Thursday, October 7, 2010

Who needs this kind of trouble?

Well, I'm back after being AWOL for like two and a half weeks. But here I am to give a quick thought on the biggest news story of the season so far that actually involves football(Sorry Wayne, your off the field antics don't bother me). The insane battle amongst the Liverpool board(including the owners) and the Spirit of Shankly and Hicks and Gillete are coming to an end. Or so it seemed early yesterday. New England Sports Ventures have come in with a bid to take the club from Hicks and Gilette. As of last night/this morning, Hicks is fighting to keep control of the Merseyside club.

I have two questions. First, why would Hick want to keep this club, even in the short term, when the Xenophobic fans are fighting to get rid of him? Second, why would another American want anything to do with a club that is in free fall with fans who have been chanting "Yanks out?" I am sure that most fans could care less about where the owners are from as long as they don't destroy the club, but to be so small minded as to chant xenophobically, is a problem in my mind. There is shared blame in this situation. I think Hicks and Gilette were not prepared for the task at hand with Liverpool, and I believe the fans have carried themselves in an improper fashion as it goes with Burning American flags and making more of a deal about where the owners are from.

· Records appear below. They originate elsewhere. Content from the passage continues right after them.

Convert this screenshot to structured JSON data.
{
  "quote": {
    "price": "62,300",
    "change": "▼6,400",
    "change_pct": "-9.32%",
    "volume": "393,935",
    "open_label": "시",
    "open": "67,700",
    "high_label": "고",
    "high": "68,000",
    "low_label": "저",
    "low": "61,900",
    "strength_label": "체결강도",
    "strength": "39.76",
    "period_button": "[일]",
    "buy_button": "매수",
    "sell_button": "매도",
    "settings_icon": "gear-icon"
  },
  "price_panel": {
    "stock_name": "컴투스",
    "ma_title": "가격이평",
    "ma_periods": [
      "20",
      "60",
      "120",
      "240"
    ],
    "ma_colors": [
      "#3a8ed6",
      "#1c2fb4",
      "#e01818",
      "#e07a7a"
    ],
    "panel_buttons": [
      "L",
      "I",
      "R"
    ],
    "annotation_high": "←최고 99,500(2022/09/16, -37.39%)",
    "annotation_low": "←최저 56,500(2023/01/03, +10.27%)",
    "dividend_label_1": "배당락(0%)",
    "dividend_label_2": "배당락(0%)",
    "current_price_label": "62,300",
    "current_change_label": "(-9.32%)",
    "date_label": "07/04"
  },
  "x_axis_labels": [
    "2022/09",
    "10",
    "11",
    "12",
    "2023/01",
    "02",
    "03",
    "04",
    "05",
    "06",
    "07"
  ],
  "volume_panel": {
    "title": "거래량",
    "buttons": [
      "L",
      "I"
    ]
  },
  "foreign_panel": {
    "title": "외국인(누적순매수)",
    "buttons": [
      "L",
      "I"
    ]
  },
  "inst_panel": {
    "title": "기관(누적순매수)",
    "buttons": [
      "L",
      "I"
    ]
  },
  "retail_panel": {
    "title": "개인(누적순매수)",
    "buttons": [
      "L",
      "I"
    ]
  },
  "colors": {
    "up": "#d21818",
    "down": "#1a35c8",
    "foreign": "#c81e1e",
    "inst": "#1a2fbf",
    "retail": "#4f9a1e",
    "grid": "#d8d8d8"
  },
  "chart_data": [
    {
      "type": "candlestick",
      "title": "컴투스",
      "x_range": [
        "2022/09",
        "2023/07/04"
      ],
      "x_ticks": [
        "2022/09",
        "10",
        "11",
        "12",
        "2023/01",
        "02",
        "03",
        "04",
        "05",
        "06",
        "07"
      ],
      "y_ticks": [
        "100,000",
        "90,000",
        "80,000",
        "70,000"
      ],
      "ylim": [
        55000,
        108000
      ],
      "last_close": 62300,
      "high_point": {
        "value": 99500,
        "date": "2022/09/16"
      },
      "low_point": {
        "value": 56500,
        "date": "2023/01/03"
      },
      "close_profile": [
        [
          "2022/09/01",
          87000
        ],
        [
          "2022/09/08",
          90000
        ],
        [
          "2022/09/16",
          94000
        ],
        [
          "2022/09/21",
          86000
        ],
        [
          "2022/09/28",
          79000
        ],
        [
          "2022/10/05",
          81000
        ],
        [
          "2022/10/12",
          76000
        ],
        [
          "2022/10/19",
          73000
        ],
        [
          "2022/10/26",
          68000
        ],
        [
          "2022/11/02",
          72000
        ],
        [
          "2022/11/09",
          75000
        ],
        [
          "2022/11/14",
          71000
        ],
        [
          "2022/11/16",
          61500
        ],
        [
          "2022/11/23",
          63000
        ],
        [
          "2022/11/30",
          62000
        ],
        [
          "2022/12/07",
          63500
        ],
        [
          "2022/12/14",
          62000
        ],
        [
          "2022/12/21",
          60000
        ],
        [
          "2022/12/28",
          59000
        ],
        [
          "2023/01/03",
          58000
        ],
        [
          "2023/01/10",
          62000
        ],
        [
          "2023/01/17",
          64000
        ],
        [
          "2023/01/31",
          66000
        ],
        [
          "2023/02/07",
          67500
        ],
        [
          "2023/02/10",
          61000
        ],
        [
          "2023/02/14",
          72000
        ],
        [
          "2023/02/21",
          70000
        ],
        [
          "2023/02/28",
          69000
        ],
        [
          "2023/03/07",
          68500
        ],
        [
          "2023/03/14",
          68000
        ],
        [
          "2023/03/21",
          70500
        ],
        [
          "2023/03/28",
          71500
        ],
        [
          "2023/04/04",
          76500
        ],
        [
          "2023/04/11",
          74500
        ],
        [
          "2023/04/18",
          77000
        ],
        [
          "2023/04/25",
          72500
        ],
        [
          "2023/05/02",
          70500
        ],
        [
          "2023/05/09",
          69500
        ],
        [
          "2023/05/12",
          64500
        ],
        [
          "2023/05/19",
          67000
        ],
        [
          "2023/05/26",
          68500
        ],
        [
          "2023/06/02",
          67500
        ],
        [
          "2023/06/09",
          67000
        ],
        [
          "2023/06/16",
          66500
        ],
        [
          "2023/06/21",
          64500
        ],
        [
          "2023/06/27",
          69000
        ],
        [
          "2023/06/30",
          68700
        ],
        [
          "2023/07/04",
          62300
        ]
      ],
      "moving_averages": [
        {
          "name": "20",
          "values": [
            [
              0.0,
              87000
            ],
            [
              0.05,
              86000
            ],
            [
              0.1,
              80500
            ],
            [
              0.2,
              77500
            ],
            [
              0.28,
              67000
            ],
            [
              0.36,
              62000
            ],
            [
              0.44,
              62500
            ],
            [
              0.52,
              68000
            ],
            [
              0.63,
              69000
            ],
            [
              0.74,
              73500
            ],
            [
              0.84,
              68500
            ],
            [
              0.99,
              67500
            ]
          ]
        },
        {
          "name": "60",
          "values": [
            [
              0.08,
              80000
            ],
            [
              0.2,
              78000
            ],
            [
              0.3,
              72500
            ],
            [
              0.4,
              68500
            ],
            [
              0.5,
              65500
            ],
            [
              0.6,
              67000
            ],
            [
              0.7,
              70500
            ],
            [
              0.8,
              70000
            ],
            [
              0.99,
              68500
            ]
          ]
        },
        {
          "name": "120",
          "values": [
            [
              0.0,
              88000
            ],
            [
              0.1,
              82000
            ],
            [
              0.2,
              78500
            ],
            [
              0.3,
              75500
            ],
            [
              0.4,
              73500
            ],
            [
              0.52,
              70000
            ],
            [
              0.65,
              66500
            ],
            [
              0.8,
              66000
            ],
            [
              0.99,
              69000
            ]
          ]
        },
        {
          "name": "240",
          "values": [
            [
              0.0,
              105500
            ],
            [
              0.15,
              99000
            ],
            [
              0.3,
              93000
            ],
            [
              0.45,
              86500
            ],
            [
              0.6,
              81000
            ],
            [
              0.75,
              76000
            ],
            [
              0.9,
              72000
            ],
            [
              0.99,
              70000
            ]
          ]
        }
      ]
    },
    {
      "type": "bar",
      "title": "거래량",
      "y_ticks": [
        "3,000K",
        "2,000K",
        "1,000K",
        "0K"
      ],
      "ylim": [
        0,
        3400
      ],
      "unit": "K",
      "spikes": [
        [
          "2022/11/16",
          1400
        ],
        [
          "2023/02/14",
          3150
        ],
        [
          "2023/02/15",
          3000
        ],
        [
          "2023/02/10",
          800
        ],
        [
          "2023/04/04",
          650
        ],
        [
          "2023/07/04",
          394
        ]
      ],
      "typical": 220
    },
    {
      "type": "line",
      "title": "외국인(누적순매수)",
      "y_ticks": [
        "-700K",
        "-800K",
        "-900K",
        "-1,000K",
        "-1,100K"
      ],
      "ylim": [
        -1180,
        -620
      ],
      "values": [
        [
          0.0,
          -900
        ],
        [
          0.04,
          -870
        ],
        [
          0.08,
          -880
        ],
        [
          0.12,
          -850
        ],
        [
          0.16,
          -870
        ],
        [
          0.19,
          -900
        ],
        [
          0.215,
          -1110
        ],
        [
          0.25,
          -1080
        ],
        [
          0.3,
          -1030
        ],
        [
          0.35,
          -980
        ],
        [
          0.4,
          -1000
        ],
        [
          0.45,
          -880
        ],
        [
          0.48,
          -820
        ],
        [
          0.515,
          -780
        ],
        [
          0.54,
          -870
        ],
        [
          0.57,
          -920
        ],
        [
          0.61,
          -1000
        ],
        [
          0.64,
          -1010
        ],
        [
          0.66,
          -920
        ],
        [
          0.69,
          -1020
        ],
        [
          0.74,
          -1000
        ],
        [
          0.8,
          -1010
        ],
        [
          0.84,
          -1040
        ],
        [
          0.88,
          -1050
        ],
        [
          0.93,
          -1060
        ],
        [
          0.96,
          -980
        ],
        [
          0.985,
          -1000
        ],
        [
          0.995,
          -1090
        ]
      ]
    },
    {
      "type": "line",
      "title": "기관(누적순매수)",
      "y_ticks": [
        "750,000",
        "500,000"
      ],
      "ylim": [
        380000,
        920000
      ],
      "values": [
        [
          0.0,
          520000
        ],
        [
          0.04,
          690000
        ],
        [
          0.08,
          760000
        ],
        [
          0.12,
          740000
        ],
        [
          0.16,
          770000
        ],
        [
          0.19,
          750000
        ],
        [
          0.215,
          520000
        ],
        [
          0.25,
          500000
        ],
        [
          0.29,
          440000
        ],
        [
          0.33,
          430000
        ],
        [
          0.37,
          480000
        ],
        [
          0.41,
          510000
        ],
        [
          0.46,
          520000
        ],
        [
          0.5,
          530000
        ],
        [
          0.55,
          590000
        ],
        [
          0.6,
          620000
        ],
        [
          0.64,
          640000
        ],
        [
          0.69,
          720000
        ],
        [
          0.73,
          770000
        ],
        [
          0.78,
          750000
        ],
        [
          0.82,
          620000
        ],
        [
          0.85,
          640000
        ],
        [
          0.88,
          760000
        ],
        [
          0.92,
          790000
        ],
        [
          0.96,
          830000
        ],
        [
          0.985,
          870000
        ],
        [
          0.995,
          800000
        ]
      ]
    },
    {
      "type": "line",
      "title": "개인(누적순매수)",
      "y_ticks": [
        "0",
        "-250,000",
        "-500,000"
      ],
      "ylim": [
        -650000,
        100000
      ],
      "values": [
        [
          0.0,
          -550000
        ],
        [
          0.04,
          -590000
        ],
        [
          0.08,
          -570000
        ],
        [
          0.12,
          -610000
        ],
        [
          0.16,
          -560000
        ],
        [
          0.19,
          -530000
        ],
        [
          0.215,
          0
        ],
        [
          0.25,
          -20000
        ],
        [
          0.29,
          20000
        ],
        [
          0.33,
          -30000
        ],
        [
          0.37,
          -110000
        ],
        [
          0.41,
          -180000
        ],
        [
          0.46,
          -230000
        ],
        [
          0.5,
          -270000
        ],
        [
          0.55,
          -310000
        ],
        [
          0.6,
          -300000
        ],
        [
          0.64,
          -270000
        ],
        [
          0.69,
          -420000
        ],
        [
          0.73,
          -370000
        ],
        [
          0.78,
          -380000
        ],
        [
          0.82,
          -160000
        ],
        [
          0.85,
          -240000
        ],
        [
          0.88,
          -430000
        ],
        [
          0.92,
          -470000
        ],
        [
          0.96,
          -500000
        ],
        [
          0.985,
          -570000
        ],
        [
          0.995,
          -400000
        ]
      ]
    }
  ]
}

I am in a small minority, but I see the Spirit of Shankly as a terrorist organization who has been attempting to intimidate the owners and their business partners into submission. Their internet campaigns against Hicks and Gilette amount to harrassment and their threats against Royal Bank of Scottland are unacceptable. I think everyone needs to step back and look at the overall situation. Hicks needs to find a way out which lets him leave without a ajor loss, but he should lose something from this since he handled this poorly from the start. Spirit of Shankly should make sure to apologize to the club and fans for their inappropriate behavior and look to carry themselves more positively and help the club. Perhaps even launch their own bid to run the club themselves as they see fit. I am a passionate fan, but I think their passion borders on fanaticism of a very negative nature. I don't like Liverpool, but I wish all involved good luck in moving this situation along because no supporter should be this unhappy with their club.